Why does supporting trans liberation attack rather than defend gender roles and stereotypes? As Marxists we must provide a materialist understanding of trans people to understand how to fight against our patriarchal society.
Trans liberation as class struggle
First, we should examine what the conditions of trans people are today. In 2013 the Transgender Equality Network Ireland (TENI) published a report claiming that 81 per cent of trans people have thought about or attempted suicide before transitioning. In addition to this, we see that health services for trans people are completely inadequate. Trans people often wait for months to even get in front of an endocrinologist.
This situation seems to be arguably as bad or worse in the north, with an average waiting time of 166 weeks in Belfast. As a result of these dire circumstances, many trans people opt for self-medicating by buying hormones on line without any medical supervision or even regulation from questionable web sites. Given that the price of drugs on line is so high, a significant number of working-class trans people simply go without, and are unable to transition because of the sheer cost.
Thus there are a significant number of the trans population who are not visible as trans people. This had led to the myth that trans people are middle and upper-class college kids who spent too much time on Tumblr and then decided that they are non-binary. In actuality, trans people, just like all people, exist as marginalised members of the working class, as well as people like Caitlyn Jenner, who will vote, act and do whatever it takes to defend their own class position. We must conclude that transgender liberation is a class issue, just as much as combating imperialism and patriarchy are.

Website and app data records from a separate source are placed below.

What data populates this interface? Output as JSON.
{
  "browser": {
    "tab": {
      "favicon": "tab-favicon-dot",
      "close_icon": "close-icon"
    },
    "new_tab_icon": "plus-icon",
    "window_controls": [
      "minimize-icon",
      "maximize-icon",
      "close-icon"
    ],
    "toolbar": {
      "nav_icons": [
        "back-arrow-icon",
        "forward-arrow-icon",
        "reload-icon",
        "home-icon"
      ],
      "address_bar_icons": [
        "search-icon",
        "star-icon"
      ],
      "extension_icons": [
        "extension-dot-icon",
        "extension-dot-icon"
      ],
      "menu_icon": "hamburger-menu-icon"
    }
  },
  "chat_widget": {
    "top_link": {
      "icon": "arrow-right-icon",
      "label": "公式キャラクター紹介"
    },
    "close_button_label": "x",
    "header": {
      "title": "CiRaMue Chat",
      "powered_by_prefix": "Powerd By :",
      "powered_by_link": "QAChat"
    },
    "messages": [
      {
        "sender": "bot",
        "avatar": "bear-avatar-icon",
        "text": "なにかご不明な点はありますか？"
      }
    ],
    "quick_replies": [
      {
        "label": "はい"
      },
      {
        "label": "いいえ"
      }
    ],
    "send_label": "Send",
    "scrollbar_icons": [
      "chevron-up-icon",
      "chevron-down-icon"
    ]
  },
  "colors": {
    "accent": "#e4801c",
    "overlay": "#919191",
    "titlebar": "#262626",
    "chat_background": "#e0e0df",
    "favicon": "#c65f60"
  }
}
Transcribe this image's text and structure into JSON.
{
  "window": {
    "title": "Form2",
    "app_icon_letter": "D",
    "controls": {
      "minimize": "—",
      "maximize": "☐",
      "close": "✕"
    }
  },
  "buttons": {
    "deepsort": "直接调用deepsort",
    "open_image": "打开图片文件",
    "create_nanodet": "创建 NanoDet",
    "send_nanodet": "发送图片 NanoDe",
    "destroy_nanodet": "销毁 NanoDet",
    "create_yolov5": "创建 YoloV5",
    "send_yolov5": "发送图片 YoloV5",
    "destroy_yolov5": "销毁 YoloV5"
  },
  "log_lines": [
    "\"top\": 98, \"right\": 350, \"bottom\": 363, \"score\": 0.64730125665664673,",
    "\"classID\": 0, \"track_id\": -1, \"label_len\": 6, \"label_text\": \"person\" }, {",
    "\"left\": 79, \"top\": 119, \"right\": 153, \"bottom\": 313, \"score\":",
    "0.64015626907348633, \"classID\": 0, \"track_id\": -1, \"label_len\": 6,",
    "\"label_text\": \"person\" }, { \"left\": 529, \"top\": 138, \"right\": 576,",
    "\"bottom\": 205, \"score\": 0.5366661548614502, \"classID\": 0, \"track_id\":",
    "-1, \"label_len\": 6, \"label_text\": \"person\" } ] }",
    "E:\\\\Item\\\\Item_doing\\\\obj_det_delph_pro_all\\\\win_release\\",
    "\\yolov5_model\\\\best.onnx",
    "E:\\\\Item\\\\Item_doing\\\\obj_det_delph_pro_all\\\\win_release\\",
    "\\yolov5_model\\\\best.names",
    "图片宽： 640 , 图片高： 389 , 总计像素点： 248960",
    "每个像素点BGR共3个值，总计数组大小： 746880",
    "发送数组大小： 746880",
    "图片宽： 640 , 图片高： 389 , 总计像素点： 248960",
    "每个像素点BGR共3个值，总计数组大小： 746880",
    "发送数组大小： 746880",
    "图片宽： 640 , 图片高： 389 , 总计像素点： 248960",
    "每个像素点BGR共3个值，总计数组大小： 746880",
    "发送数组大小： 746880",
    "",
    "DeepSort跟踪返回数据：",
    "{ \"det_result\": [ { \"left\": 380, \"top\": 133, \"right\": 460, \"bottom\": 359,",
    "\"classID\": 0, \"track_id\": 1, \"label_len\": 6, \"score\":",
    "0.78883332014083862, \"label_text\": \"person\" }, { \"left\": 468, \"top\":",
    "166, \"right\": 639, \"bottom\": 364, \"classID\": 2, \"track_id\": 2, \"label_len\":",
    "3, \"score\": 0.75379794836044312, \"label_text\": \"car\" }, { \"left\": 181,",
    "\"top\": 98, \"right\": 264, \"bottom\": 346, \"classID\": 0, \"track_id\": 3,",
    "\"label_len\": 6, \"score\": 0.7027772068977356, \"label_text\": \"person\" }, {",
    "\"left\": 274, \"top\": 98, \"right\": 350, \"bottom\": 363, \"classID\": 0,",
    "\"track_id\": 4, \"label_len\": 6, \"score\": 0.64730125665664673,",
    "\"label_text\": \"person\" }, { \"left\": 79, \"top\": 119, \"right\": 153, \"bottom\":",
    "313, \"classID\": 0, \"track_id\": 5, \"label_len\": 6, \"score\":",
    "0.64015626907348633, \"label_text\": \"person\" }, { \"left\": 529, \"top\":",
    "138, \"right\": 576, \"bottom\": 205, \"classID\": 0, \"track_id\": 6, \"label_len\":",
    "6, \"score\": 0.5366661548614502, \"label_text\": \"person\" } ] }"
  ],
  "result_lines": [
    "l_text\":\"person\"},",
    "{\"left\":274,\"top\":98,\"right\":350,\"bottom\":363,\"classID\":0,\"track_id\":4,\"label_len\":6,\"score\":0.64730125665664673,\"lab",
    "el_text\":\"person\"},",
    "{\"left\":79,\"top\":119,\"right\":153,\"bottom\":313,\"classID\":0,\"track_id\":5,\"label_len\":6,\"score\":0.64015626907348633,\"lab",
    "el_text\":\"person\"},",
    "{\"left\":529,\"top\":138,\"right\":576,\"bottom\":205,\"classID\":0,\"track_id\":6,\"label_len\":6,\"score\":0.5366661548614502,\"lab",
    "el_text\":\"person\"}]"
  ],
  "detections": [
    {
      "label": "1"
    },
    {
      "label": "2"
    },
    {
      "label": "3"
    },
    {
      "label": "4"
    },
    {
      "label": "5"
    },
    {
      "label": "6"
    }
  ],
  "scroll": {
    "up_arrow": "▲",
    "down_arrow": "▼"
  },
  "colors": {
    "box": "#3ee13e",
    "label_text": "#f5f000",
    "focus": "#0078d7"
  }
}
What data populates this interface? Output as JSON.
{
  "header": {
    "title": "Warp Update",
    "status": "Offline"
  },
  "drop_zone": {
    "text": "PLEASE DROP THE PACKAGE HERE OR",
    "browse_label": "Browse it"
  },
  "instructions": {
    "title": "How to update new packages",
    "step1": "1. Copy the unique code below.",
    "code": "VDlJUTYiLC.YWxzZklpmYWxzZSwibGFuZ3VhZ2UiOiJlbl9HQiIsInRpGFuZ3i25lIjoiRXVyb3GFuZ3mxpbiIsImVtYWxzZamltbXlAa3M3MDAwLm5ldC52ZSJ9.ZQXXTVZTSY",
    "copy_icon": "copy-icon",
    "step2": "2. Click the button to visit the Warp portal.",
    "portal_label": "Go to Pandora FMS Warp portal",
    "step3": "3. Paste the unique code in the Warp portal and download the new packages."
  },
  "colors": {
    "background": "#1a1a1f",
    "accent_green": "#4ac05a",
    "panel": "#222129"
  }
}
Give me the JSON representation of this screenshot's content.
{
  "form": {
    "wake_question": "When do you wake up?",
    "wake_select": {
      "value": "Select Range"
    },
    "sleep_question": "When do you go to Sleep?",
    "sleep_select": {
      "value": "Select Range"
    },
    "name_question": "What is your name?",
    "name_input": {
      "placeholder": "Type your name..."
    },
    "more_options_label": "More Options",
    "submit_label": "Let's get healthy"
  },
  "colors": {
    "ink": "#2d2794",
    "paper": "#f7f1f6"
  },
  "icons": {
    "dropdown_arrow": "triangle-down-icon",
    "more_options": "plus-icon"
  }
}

Don’t trans rights neglect biological sex as a materialist reality?
We must understand that there is no such thing as a woman’s brain, a man’s body, nor any essential characteristics of gender. Misogyny has developed historically as a means to divide labour and subjugate women and those perceived to be women to the will of patriarchy. Gender is an extremely nebulous term, and it is difficult to come up with any specific definitions as to what it relies upon.
If it is simply about giving birth or having a penis, then is an infertile man or an intersex woman not a man or a woman? Or is this about the perception of one’s masculinity or femininity? I think it is also unreasonable to claim that a woman is simply an adult human female, because this leaves out trans women who were assigned male at birth but experience misogyny just as much as cis women do.
In fact transmisogyny affects cis people just as much as trans people. A cis woman in Florida was not seen as female enough and was sent to an all-male prison for ten hours. I would argue that the most useful definition of gender is one that gives priority to the safety of women, trans and cis. Given that trans women experience violence at the hands of patriarchy, surely this is enough reason for them to be able to use women’s spaces.
Women-only spaces are specifically for women because they need to have a space to protect themselves from men in our patriarchal society.
The withering away of gender
I am both a Marxist and a trans woman. My life experience has led me to consider the following metaphor: If we must use the dictatorship of the proletariat to overcome the class antagonism, in order to build a stateless society, surely the same could apply to gender?
There is a specific reason people identify as trans and not as non-binary. Our gender society still has specific social markers and habits that cause one set of expressions to be gendered as feminine and others as masculine. However, I believe as a Marxist and feminist that the end goal of our politics ought to be the creation of a stateless, classless and perhaps genderless society.
Yet, just as we critique the anarchists for misunderstanding how class relations operate and the need for a workers’ state, I feel that there are often socialists who expect trans people to reject gender roles but not allow us to identify and enjoy the dignity of the gender we identify as.
Therefore I want to propose the withering away of gender, along with the withering away of the state. I only mean as a philosophical metaphor, rather than a new theory of gender that we must follow. Having said that, just as with class antagonism, once we have overcome gender by allowing all people to take control of their bodies and identities at the expense of our patriarchal capitalist society, the need for a distinction between genders will become purely academic.
While I am a gender abolitionist, I see this withering away of gender being fulfilled by the reconfigurations of the economic conditions that prevent trans people from self-actualising
Economic conditions prevent us from transitioning or cause people to scapegoat us and allow us to be the victims of discrimination, ostracisation, and violence.